While members of the Digitization Project at Yale flipped through old library books to ensure they would withstand scanning, staff members discovered snippets of Yalies’ lives that were accidently left between the pages of the books.

The new exhibit in Sterling Memorial Library, “Treasures: Beautiful and Surprising Finds from the Digitization Project at Yale,” features a variety of different artifacts — including love letters, dried flowers and old photographs — that they found.. Many of these books, which had been stored at Yale’s Library Shelving Facility in Hamden, were once checked out by hundreds of alumni and hold relics of Yale’s past.

In September 2007, the Yale University Library began to digitize books that were in the public domain, so long as the books were in English and printed before 1923. Though Yale lost funding from Microsoft Corporation, who financed the digitization project until May 2008, the library will fund the project until June, Jennifer Weintraub, Digitization Project manager, said. By June, there will be approximately 35,000 digitized books.

“Many of the books were scanned were from the Mudd Library where students and faculty can’t look at them,” Weintraub, one of the show’s curators, said. “Even though you can request books it will be really nice to look at them to see if they’re really what you want.”

During the long process of sifting through old books, every time a staff member found something interesting, she put it aside.

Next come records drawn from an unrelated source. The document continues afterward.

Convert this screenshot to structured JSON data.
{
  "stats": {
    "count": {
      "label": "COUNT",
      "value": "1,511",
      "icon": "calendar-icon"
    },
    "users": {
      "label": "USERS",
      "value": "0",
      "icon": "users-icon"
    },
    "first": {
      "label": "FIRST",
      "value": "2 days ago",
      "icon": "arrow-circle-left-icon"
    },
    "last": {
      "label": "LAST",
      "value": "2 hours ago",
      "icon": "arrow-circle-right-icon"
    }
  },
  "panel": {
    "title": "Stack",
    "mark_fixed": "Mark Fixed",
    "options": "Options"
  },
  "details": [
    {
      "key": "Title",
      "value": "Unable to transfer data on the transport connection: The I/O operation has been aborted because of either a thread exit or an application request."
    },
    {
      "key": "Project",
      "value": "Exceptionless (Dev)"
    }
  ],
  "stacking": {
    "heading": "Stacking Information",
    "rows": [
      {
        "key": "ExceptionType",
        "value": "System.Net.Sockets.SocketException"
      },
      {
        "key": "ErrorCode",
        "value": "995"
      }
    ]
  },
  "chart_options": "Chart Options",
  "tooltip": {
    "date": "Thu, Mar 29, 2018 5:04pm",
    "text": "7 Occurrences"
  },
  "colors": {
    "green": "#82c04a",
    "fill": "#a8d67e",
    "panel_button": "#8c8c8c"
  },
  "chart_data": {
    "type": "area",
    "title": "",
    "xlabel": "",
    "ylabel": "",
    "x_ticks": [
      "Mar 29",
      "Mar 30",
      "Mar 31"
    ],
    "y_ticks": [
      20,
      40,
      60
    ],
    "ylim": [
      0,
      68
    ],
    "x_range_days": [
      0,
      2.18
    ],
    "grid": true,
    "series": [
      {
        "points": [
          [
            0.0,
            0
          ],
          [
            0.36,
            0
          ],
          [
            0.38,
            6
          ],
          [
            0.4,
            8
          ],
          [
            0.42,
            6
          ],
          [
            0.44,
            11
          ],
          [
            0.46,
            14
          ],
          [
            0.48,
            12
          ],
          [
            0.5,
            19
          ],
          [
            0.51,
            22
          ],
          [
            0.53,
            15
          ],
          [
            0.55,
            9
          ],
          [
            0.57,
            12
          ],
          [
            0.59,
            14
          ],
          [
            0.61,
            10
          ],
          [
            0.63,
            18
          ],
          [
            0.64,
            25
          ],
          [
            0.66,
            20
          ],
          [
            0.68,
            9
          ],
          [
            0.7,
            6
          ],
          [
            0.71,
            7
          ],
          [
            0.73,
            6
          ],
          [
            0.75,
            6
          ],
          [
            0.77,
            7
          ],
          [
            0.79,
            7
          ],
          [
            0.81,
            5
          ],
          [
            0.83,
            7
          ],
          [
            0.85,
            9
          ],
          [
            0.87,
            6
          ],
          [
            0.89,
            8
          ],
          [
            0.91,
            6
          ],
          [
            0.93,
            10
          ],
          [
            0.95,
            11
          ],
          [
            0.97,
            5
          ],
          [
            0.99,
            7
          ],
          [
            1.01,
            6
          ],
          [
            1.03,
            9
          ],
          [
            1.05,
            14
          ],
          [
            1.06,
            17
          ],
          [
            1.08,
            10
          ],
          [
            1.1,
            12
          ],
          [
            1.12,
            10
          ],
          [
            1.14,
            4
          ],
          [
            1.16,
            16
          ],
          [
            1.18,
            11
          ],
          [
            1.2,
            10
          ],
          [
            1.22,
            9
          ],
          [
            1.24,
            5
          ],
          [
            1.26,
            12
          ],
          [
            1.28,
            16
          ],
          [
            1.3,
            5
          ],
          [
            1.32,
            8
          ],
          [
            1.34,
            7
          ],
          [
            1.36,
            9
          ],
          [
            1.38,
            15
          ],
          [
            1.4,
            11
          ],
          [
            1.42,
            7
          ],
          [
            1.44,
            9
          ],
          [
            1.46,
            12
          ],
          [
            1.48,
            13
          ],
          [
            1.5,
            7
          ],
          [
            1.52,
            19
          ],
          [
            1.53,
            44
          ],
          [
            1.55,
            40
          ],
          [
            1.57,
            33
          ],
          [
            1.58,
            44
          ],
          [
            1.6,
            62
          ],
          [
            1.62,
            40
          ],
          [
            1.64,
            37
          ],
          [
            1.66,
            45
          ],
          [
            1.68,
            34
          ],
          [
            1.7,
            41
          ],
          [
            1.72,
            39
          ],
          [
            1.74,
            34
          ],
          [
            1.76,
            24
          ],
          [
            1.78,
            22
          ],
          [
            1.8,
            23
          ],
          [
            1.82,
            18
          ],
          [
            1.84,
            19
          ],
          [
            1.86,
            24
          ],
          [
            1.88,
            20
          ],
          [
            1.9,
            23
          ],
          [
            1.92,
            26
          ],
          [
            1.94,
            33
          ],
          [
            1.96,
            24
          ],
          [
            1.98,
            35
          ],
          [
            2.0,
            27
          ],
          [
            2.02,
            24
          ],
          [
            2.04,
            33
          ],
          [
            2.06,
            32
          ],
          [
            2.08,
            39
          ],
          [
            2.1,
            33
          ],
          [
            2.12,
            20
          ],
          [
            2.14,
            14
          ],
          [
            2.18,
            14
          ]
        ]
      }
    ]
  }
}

“My favorite thing was a four-page letter written by someone in the military,” Iris Papaemmanouil, catalogue assistant for the digitization project, said. “It was very personal — written by someone in the military to someone he had never met before. It started by saying, ‘You don’t really know anything about me …’ and then went on to detail his life.”

It was that type of item that inspired staff members to spearhead the project. Mary Ellen Budney, the Digitization Project supervisor, said the idea that people left intimate items “between pages where they could be lost forever” was poignant.

Yet Budney said it made her realize students have not fundamentally changed, at least in their work habits, since the early 1900s. She came across little notes written by students expressing their exasperation about studying and their sleep deprivation after pulling all-nighters.

Additionally, staff members found cover art, sketches, ticket stubs and football schedules.

One of the books on display featured notes written by Yale explorer Hiram Bingham III, who is famous for rediscovering Machu Picchu in 1911.

“It would surprise students of Mexican archaeology to learn that Inds were forced to relinquish morality and religion and accept instead bigotry, sensualism and superstition,” Bingham wrote on the margins of a book he donated to the University.

Another item in the glass case — a love letter that said, “I am deeply in love with Barbra Ann Negri” — illustrates the range of the curator’s findings.

Weintraub said the digitization staff wanted to emulate the experience of opening the books of one’s grandfather and witnessing glimpses of his life.

This exhibit also forces viewers to reassess the value of tangible books in the age of digitization, Papaemmanouil added.

“I think that if you look at this exhibit you can see how valuable the two worlds are and how they can both coexist,” she said. “Without the print you could never have an exhibit like this.”

The exhibition will be on display until June 30.